**Work required:**
The records must be retyped exactly, with no pictures included.

※

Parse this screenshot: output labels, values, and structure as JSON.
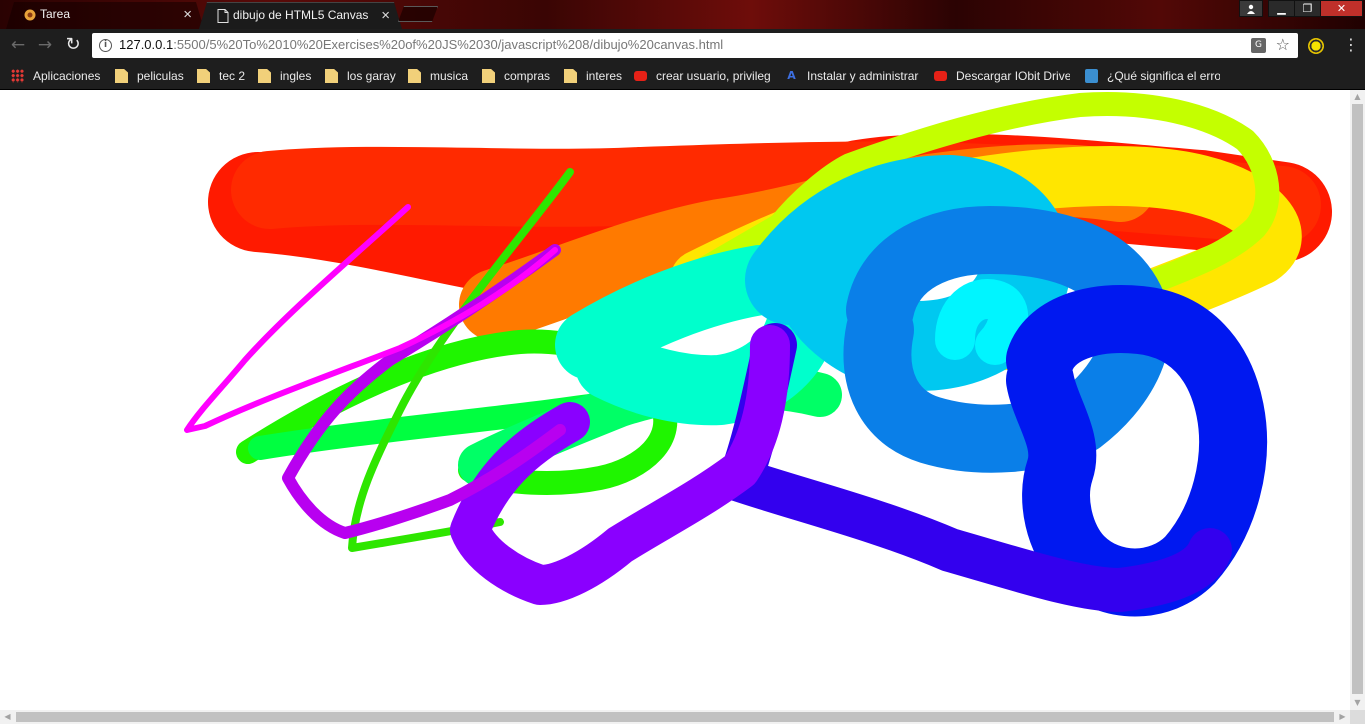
{
  "tabs": [
    {
      "label": "Tarea",
      "active": false,
      "icon": "tarea-favicon-icon"
    },
    {
      "label": "dibujo de HTML5 Canvas",
      "active": true,
      "icon": "page-icon"
    }
  ],
  "address_bar": {
    "host": "127.0.0.1",
    "path": ":5500/5%20To%2010%20Exercises%20of%20JS%2030/javascript%208/dibujo%20canvas.html"
  },
  "bookmarks": [
    {
      "label": "Aplicaciones",
      "icon": "apps-grid-icon"
    },
    {
      "label": "peliculas",
      "icon": "folder-icon"
    },
    {
      "label": "tec 2",
      "icon": "folder-icon"
    },
    {
      "label": "ingles",
      "icon": "folder-icon"
    },
    {
      "label": "los garay",
      "icon": "folder-icon"
    },
    {
      "label": "musica",
      "icon": "folder-icon"
    },
    {
      "label": "compras",
      "icon": "folder-icon"
    },
    {
      "label": "interes",
      "icon": "folder-icon"
    },
    {
      "label": "crear usuario, privileg",
      "icon": "youtube-icon"
    },
    {
      "label": "Instalar y administrar",
      "icon": "a-logo-icon"
    },
    {
      "label": "Descargar IObit Driver",
      "icon": "youtube-icon"
    },
    {
      "label": "¿Qué significa el error",
      "icon": "bookmark-site-icon"
    }
  ],
  "colors": {
    "titlebar": "#5a0a08",
    "toolbar": "#1e1e1e",
    "close_button": "#c0302a",
    "canvas_background": "#ffffff"
  },
  "canvas": {
    "description_hue_order": [
      "red",
      "orange",
      "yellow",
      "lime",
      "green",
      "cyan",
      "blue",
      "violet",
      "magenta"
    ]
  }
}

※

**Answer to the problem:**
Parse this screenshot: output labels, values, and structure as JSON.
{
  "tabs": [
    {
      "label": "Tarea",
      "active": false,
      "icon": "tarea-favicon-icon"
    },
    {
      "label": "dibujo de HTML5 Canvas",
      "active": true,
      "icon": "page-icon"
    }
  ],
  "address_bar": {
    "host": "127.0.0.1",
    "path": ":5500/5%20To%2010%20Exercises%20of%20JS%2030/javascript%208/dibujo%20canvas.html"
  },
  "bookmarks": [
    {
      "label": "Aplicaciones",
      "icon": "apps-grid-icon"
    },
    {
      "label": "peliculas",
      "icon": "folder-icon"
    },
    {
      "label": "tec 2",
      "icon": "folder-icon"
    },
    {
      "label": "ingles",
      "icon": "folder-icon"
    },
    {
      "label": "los garay",
      "icon": "folder-icon"
    },
    {
      "label": "musica",
      "icon": "folder-icon"
    },
    {
      "label": "compras",
      "icon": "folder-icon"
    },
    {
      "label": "interes",
      "icon": "folder-icon"
    },
    {
      "label": "crear usuario, privileg",
      "icon": "youtube-icon"
    },
    {
      "label": "Instalar y administrar",
      "icon": "a-logo-icon"
    },
    {
      "label": "Descargar IObit Driver",
      "icon": "youtube-icon"
    },
    {
      "label": "¿Qué significa el error",
      "icon": "bookmark-site-icon"
    }
  ],
  "colors": {
    "titlebar": "#5a0a08",
    "toolbar": "#1e1e1e",
    "close_button": "#c0302a",
    "canvas_background": "#ffffff"
  },
  "canvas": {
    "description_hue_order": [
      "red",
      "orange",
      "yellow",
      "lime",
      "green",
      "cyan",
      "blue",
      "violet",
      "magenta"
    ]
  }
}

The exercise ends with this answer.